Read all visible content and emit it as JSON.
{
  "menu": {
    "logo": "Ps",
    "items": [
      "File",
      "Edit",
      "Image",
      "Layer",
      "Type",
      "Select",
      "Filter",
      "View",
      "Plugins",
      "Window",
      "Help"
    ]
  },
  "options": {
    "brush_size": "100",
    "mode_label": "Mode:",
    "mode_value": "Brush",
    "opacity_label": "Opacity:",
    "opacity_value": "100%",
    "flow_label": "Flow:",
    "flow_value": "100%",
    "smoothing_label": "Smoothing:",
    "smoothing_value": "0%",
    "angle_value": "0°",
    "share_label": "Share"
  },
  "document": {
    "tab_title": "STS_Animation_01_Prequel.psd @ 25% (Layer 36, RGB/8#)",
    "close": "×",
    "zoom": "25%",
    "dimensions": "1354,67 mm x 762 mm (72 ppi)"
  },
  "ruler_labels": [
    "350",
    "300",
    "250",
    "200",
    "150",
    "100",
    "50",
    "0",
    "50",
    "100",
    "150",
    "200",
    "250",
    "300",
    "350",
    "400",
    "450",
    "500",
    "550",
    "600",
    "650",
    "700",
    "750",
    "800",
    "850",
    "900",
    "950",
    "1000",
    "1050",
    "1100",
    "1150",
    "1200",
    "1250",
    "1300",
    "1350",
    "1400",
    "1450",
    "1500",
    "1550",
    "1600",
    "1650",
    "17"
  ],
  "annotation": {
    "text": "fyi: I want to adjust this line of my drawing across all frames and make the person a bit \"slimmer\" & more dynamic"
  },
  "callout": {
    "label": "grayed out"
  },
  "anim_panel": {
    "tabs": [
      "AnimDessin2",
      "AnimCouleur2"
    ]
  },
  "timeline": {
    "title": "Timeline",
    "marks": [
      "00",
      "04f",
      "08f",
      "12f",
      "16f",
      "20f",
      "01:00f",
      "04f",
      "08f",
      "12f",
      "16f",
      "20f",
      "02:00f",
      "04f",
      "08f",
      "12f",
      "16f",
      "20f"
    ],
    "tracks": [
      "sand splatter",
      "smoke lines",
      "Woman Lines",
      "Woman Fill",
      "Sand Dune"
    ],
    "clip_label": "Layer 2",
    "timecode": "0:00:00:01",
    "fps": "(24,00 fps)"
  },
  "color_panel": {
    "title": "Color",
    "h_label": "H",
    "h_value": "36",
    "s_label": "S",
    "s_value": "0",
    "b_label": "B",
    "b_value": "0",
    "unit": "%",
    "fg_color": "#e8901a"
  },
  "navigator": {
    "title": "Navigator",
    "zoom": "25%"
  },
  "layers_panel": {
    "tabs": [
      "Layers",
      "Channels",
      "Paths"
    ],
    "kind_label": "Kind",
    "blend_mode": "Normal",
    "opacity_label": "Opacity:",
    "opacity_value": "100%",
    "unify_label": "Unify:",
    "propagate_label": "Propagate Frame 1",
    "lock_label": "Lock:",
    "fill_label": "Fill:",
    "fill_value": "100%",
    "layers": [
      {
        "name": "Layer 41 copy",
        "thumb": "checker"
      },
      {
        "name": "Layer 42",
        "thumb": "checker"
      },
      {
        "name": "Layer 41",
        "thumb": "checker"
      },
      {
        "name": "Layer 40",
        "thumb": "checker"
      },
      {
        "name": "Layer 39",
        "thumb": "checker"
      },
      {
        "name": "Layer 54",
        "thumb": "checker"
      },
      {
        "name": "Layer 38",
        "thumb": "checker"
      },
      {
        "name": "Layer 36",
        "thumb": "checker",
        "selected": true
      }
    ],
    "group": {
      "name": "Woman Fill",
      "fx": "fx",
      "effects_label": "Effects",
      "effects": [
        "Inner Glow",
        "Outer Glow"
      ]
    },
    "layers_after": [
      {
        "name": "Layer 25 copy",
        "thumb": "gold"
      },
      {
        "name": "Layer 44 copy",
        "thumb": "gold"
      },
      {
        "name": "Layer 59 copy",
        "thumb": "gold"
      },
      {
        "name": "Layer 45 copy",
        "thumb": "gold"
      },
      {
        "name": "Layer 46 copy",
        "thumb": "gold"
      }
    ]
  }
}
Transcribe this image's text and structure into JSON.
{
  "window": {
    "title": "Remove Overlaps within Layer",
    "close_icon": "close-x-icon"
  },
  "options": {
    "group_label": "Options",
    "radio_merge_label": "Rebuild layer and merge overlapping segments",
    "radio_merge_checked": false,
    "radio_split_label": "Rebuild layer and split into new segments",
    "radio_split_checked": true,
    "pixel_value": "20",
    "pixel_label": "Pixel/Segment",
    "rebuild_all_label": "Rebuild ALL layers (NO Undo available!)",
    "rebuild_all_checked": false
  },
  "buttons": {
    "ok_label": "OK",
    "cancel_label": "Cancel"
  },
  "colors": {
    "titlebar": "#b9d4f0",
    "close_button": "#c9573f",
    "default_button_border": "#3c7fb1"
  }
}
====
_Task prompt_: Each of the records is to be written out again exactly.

_Solution below_:
Read all visible content and emit it as JSON.
{
  "menu": {
    "logo": "Ps",
    "items": [
      "File",
      "Edit",
      "Image",
      "Layer",
      "Type",
      "Select",
      "Filter",
      "View",
      "Plugins",
      "Window",
      "Help"
    ]
  },
  "options": {
    "brush_size": "100",
    "mode_label": "Mode:",
    "mode_value": "Brush",
    "opacity_label": "Opacity:",
    "opacity_value": "100%",
    "flow_label": "Flow:",
    "flow_value": "100%",
    "smoothing_label": "Smoothing:",
    "smoothing_value": "0%",
    "angle_value": "0°",
    "share_label": "Share"
  },
  "document": {
    "tab_title": "STS_Animation_01_Prequel.psd @ 25% (Layer 36, RGB/8#)",
    "close": "×",
    "zoom": "25%",
    "dimensions": "1354,67 mm x 762 mm (72 ppi)"
  },
  "ruler_labels": [
    "350",
    "300",
    "250",
    "200",
    "150",
    "100",
    "50",
    "0",
    "50",
    "100",
    "150",
    "200",
    "250",
    "300",
    "350",
    "400",
    "450",
    "500",
    "550",
    "600",
    "650",
    "700",
    "750",
    "800",
    "850",
    "900",
    "950",
    "1000",
    "1050",
    "1100",
    "1150",
    "1200",
    "1250",
    "1300",
    "1350",
    "1400",
    "1450",
    "1500",
    "1550",
    "1600",
    "1650",
    "17"
  ],
  "annotation": {
    "text": "fyi: I want to adjust this line of my drawing across all frames and make the person a bit \"slimmer\" & more dynamic"
  },
  "callout": {
    "label": "grayed out"
  },
  "anim_panel": {
    "tabs": [
      "AnimDessin2",
      "AnimCouleur2"
    ]
  },
  "timeline": {
    "title": "Timeline",
    "marks": [
      "00",
      "04f",
      "08f",
      "12f",
      "16f",
      "20f",
      "01:00f",
      "04f",
      "08f",
      "12f",
      "16f",
      "20f",
      "02:00f",
      "04f",
      "08f",
      "12f",
      "16f",
      "20f"
    ],
    "tracks": [
      "sand splatter",
      "smoke lines",
      "Woman Lines",
      "Woman Fill",
      "Sand Dune"
    ],
    "clip_label": "Layer 2",
    "timecode": "0:00:00:01",
    "fps": "(24,00 fps)"
  },
  "color_panel": {
    "title": "Color",
    "h_label": "H",
    "h_value": "36",
    "s_label": "S",
    "s_value": "0",
    "b_label": "B",
    "b_value": "0",
    "unit": "%",
    "fg_color": "#e8901a"
  },
  "navigator": {
    "title": "Navigator",
    "zoom": "25%"
  },
  "layers_panel": {
    "tabs": [
      "Layers",
      "Channels",
      "Paths"
    ],
    "kind_label": "Kind",
    "blend_mode": "Normal",
    "opacity_label": "Opacity:",
    "opacity_value": "100%",
    "unify_label": "Unify:",
    "propagate_label": "Propagate Frame 1",
    "lock_label": "Lock:",
    "fill_label": "Fill:",
    "fill_value": "100%",
    "layers": [
      {
        "name": "Layer 41 copy",
        "thumb": "checker"
      },
      {
        "name": "Layer 42",
        "thumb": "checker"
      },
      {
        "name": "Layer 41",
        "thumb": "checker"
      },
      {
        "name": "Layer 40",
        "thumb": "checker"
      },
      {
        "name": "Layer 39",
        "thumb": "checker"
      },
      {
        "name": "Layer 54",
        "thumb": "checker"
      },
      {
        "name": "Layer 38",
        "thumb": "checker"
      },
      {
        "name": "Layer 36",
        "thumb": "checker",
        "selected": true
      }
    ],
    "group": {
      "name": "Woman Fill",
      "fx": "fx",
      "effects_label": "Effects",
      "effects": [
        "Inner Glow",
        "Outer Glow"
      ]
    },
    "layers_after": [
      {
        "name": "Layer 25 copy",
        "thumb": "gold"
      },
      {
        "name": "Layer 44 copy",
        "thumb": "gold"
      },
      {
        "name": "Layer 59 copy",
        "thumb": "gold"
      },
      {
        "name": "Layer 45 copy",
        "thumb": "gold"
      },
      {
        "name": "Layer 46 copy",
        "thumb": "gold"
      }
    ]
  }
}
Transcribe this image's text and structure into JSON.
{
  "window": {
    "title": "Remove Overlaps within Layer",
    "close_icon": "close-x-icon"
  },
  "options": {
    "group_label": "Options",
    "radio_merge_label": "Rebuild layer and merge overlapping segments",
    "radio_merge_checked": false,
    "radio_split_label": "Rebuild layer and split into new segments",
    "radio_split_checked": true,
    "pixel_value": "20",
    "pixel_label": "Pixel/Segment",
    "rebuild_all_label": "Rebuild ALL layers (NO Undo available!)",
    "rebuild_all_checked": false
  },
  "buttons": {
    "ok_label": "OK",
    "cancel_label": "Cancel"
  },
  "colors": {
    "titlebar": "#b9d4f0",
    "close_button": "#c9573f",
    "default_button_border": "#3c7fb1"
  }
}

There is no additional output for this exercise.